● **REQUIRED ACTION**:
For the data below, give the number of lines that include the word "Measured" and nothing else.

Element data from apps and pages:

______

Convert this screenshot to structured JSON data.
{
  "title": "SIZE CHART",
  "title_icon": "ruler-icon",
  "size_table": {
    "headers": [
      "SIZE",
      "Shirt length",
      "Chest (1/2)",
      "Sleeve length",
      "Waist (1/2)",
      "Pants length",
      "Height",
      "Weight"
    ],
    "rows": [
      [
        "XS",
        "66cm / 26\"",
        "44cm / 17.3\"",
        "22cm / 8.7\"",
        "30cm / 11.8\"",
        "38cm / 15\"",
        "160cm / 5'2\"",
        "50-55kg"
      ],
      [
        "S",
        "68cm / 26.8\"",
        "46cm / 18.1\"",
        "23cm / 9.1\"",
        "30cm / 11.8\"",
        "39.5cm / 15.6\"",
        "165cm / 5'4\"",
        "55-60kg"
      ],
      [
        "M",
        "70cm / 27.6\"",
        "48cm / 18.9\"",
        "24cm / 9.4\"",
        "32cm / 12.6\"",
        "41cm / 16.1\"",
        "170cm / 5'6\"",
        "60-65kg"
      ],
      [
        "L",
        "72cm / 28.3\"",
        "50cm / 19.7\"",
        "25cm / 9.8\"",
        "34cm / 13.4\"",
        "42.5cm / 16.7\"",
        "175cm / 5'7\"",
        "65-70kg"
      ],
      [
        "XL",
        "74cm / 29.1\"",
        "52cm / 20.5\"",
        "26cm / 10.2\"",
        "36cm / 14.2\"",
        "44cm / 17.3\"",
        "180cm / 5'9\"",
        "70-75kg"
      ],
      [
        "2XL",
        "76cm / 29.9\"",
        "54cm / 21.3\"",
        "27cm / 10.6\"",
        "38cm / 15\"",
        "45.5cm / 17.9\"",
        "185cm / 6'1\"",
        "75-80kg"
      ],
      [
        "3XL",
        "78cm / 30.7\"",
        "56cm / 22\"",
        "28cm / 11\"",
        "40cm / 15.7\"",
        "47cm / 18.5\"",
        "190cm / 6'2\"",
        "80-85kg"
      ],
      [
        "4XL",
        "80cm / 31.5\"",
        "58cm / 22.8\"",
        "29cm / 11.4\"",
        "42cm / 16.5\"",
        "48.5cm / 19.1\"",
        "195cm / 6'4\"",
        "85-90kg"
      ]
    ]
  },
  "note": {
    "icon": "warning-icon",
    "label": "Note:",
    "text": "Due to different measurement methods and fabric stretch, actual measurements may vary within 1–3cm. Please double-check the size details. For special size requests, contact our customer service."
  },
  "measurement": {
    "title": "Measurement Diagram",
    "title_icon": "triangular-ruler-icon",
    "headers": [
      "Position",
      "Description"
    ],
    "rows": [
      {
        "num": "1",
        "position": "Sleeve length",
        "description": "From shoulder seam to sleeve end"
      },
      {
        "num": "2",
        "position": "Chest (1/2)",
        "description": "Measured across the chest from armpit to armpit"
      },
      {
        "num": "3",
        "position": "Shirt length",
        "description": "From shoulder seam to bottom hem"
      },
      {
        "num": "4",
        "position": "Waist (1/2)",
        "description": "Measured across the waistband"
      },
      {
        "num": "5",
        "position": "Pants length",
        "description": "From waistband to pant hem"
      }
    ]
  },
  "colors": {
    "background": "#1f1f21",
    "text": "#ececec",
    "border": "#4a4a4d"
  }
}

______

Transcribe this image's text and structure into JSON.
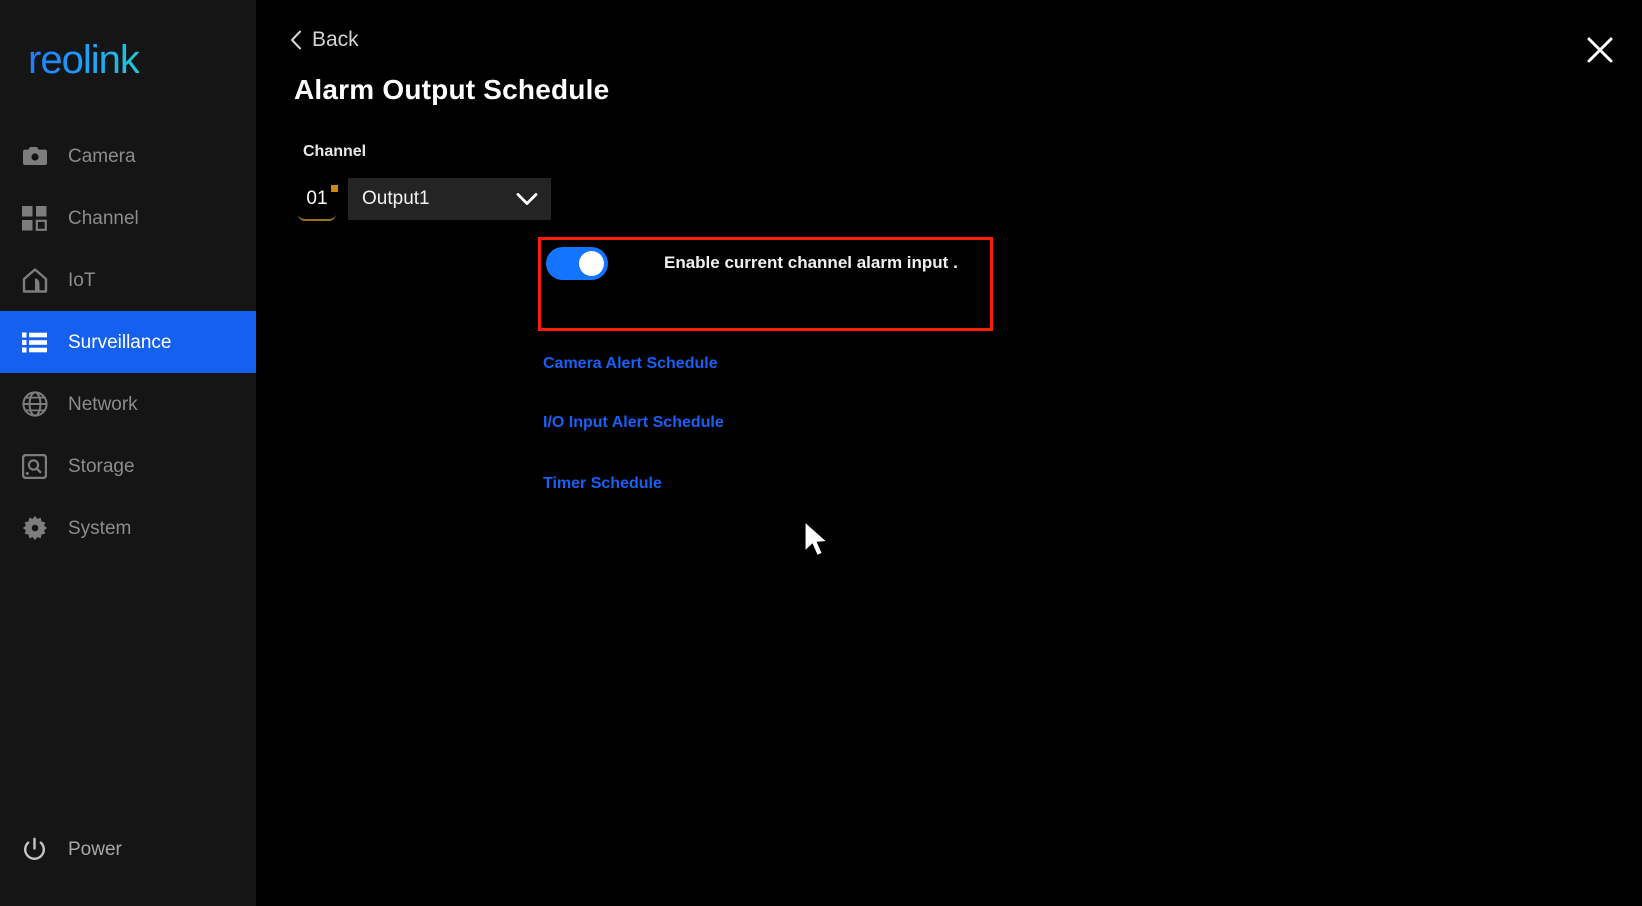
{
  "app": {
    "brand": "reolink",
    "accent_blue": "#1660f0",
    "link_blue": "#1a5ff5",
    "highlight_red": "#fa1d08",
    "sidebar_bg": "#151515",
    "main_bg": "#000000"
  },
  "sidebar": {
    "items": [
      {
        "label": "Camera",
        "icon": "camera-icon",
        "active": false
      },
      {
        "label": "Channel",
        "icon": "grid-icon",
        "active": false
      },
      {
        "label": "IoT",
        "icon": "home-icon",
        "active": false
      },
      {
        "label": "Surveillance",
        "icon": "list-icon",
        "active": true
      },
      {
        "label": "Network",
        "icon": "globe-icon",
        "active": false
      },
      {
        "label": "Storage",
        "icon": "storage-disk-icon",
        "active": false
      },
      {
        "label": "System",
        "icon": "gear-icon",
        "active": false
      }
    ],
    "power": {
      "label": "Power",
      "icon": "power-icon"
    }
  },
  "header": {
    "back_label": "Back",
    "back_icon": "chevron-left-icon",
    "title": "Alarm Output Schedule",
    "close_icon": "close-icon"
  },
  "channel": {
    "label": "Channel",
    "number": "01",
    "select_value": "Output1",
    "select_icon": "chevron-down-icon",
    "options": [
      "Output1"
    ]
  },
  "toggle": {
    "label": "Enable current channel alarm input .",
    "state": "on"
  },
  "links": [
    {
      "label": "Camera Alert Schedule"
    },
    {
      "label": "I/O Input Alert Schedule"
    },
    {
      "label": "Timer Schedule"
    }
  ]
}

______

● **SOLUTION TO THIS EXERCISE**:
2